- The task: Please reproduce, exactly and in full, the lines running from the one that contains "Extract the structured" to the end of the entries.

- Input data:
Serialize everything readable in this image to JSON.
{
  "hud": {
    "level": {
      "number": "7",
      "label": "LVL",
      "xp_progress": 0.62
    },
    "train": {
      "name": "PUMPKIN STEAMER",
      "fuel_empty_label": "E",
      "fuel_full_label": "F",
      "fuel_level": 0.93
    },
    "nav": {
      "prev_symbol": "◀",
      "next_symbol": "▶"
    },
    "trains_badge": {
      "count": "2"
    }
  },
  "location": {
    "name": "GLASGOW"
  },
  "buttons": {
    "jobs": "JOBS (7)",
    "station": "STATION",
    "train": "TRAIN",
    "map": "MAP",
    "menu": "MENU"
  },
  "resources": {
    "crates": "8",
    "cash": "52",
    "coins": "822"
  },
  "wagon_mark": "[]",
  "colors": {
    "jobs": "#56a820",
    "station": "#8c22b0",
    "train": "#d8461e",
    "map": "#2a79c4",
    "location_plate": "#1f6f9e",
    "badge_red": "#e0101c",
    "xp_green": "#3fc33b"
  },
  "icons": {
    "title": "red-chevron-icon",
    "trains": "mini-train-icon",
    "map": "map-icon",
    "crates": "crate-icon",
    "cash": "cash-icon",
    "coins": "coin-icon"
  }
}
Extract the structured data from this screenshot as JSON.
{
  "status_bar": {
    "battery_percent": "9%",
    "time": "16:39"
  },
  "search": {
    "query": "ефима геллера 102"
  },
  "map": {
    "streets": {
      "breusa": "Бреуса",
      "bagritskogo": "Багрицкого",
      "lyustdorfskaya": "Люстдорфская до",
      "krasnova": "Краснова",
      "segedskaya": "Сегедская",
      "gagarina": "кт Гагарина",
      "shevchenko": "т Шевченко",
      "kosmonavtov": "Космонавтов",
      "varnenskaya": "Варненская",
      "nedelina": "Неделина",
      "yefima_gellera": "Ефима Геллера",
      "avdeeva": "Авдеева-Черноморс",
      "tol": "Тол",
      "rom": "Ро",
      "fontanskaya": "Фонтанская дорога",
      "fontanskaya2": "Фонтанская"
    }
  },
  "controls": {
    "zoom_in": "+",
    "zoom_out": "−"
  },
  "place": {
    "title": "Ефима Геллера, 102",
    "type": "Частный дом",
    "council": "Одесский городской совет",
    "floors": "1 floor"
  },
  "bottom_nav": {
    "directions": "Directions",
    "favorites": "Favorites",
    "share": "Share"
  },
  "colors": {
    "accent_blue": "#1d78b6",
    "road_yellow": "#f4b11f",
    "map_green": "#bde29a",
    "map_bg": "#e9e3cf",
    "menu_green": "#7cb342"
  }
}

- Task answer:
Extract the structured data from this screenshot as JSON.
{
  "status_bar": {
    "battery_percent": "9%",
    "time": "16:39"
  },
  "search": {
    "query": "ефима геллера 102"
  },
  "map": {
    "streets": {
      "breusa": "Бреуса",
      "bagritskogo": "Багрицкого",
      "lyustdorfskaya": "Люстдорфская до",
      "krasnova": "Краснова",
      "segedskaya": "Сегедская",
      "gagarina": "кт Гагарина",
      "shevchenko": "т Шевченко",
      "kosmonavtov": "Космонавтов",
      "varnenskaya": "Варненская",
      "nedelina": "Неделина",
      "yefima_gellera": "Ефима Геллера",
      "avdeeva": "Авдеева-Черноморс",
      "tol": "Тол",
      "rom": "Ро",
      "fontanskaya": "Фонтанская дорога",
      "fontanskaya2": "Фонтанская"
    }
  },
  "controls": {
    "zoom_in": "+",
    "zoom_out": "−"
  },
  "place": {
    "title": "Ефима Геллера, 102",
    "type": "Частный дом",
    "council": "Одесский городской совет",
    "floors": "1 floor"
  },
  "bottom_nav": {
    "directions": "Directions",
    "favorites": "Favorites",
    "share": "Share"
  },
  "colors": {
    "accent_blue": "#1d78b6",
    "road_yellow": "#f4b11f",
    "map_green": "#bde29a",
    "map_bg": "#e9e3cf",
    "menu_green": "#7cb342"
  }
}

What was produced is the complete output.